This has been a very successful tier for Weekend Warriors. No doubt our best in Battle for Azeroth, if not our best in recent memory. Our Mythic Roster is brimming with formidable players and good people, and for the first time we are pushing into an end-boss with 25 people ready for it as opposed to the 20-21 that we usually end up with towards the end of a tier. No doubt a large part of this is attributed to the COVID-19 lockdowns that have kept us all shut inside, and what better excuse can there be to remain subbed and keep playing than a national lockdown keeping you from work and social engagements?

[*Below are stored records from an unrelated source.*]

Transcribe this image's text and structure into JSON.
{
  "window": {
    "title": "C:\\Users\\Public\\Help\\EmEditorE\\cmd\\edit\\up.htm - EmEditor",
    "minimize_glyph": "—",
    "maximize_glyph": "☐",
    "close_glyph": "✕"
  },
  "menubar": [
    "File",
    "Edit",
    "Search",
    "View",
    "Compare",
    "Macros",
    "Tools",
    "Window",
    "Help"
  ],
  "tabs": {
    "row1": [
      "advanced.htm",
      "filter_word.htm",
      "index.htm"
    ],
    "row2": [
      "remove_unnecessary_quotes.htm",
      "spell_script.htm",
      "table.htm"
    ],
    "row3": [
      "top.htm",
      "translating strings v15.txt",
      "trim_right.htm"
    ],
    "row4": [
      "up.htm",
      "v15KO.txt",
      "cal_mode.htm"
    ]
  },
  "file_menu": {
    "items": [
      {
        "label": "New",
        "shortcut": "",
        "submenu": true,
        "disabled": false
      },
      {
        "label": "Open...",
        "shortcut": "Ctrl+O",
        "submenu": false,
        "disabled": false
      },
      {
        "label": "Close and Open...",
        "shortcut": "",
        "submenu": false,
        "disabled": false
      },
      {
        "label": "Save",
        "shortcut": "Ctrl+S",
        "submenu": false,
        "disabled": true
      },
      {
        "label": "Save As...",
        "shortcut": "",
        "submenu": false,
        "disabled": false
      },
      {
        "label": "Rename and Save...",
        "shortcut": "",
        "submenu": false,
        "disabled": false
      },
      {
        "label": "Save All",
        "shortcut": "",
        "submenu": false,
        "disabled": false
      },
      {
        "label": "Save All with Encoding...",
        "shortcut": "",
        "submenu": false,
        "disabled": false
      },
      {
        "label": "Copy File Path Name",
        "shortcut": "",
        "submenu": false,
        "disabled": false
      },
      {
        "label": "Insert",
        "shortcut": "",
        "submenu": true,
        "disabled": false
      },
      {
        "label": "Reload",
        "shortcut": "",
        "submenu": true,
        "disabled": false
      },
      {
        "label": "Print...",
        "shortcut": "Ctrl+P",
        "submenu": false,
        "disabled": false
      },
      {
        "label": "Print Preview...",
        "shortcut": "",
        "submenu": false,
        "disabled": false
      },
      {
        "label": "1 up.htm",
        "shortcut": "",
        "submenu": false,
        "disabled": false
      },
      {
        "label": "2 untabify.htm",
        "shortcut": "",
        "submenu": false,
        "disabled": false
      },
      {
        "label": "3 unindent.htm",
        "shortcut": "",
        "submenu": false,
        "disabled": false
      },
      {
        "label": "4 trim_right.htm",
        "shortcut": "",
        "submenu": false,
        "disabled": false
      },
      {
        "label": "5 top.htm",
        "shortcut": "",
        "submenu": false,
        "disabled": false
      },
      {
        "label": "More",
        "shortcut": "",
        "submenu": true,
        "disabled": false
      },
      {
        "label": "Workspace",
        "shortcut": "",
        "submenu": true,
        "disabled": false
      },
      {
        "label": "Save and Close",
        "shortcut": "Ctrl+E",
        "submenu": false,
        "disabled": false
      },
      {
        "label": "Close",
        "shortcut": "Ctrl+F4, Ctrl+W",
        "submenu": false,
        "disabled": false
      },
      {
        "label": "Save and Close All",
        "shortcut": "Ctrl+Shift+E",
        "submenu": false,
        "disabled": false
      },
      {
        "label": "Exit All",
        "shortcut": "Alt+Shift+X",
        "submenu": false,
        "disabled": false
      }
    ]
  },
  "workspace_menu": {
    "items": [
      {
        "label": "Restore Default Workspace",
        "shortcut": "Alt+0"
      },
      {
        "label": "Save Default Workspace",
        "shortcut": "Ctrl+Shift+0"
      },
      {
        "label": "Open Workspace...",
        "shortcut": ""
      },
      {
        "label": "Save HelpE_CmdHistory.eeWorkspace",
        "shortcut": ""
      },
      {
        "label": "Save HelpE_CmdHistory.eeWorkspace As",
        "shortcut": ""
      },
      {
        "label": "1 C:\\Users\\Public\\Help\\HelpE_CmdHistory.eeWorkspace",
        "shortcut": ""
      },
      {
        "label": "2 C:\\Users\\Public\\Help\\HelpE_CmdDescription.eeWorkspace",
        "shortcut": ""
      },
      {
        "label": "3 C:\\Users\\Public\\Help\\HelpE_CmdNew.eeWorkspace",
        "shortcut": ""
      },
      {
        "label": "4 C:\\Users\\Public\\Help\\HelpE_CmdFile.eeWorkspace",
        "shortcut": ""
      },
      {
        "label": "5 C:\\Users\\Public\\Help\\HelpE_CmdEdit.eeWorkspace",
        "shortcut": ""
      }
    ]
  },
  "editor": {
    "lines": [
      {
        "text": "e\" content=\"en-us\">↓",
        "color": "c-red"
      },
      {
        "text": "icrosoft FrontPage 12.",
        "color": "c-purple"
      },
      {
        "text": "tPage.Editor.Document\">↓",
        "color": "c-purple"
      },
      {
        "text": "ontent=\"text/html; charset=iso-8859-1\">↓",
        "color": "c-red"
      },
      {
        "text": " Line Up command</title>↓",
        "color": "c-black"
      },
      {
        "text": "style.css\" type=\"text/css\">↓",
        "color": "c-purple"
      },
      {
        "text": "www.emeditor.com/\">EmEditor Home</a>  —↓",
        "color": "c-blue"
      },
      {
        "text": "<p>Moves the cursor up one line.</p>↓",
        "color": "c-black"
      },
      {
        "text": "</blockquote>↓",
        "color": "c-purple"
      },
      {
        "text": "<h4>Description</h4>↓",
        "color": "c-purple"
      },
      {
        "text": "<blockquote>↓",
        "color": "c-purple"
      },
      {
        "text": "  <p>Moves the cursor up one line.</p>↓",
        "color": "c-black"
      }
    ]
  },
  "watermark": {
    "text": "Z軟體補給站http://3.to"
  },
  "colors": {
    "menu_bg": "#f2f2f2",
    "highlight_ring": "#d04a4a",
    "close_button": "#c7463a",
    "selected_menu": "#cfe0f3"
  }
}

Even now, months after 8.3’s launch, both Flex Raid events reach full capacity every week. We receive 3-4 applications on a weekly basis, from Socials to Mythic Raiders. Our Guild Mythic+ events go on strong with almost 20 people attending both Tuesdays & Wednesdays each week to run dungeons with their guildies. Peak gametime hours see 25-30 people online during the week, 40-50 during the weekends. It’s very heartening to see the enthusiasm and the passion from all our Socials, Flex & Mythic Raiders to log on everyday even during these hard times for all just to escape from reality, and have a laugh with some friends and be a part of a living community that no doubt some of us have felt the need for having been stuck indoors for all these months. I am proud and thrilled that so many of you call this guild your home, and even when things outside of Azeroth seem bleak and uncertain that we can all sit down and play together.
Weekend Warriors is a home to adult players of all walks of life. Socials, Casual Raiders, Hardcore Raiders and the list can go on. Our doors are open to anyone, and all we ask for in return is respect, honesty and communication. If you have concerns, raise them – we have a Guild & Raid Council for a reason. If you have questions, ask them. If you have things you want to see more or less of, talk about them. If you sit in silence and let your problems fester, who is really to blame here? Guilds shape and evolve based on their members’ wants and needs, and only knowing these can we push the guild to evolve along with all of you.
We are on the tail-end of Battle for Azeroth now. Stronger than ever, with fists raised and looking to take on the rest of the expansion. The hardest challenge of the game is laid before us now, and we have the time, the ability and the tools at our disposal to overcome it together. N’Zoth is not going to be easy, but nothing that is easy is worth doing. Mythic Raider or not, we’re all in this together until the very end and even if you aren’t part of the team directly, being in Weekend Warriors means you are right there along with us while we go to purify the Corruptor with Focused Azerite Beams to his eyeballs once and for all.
Onward to Cutting Edge, together.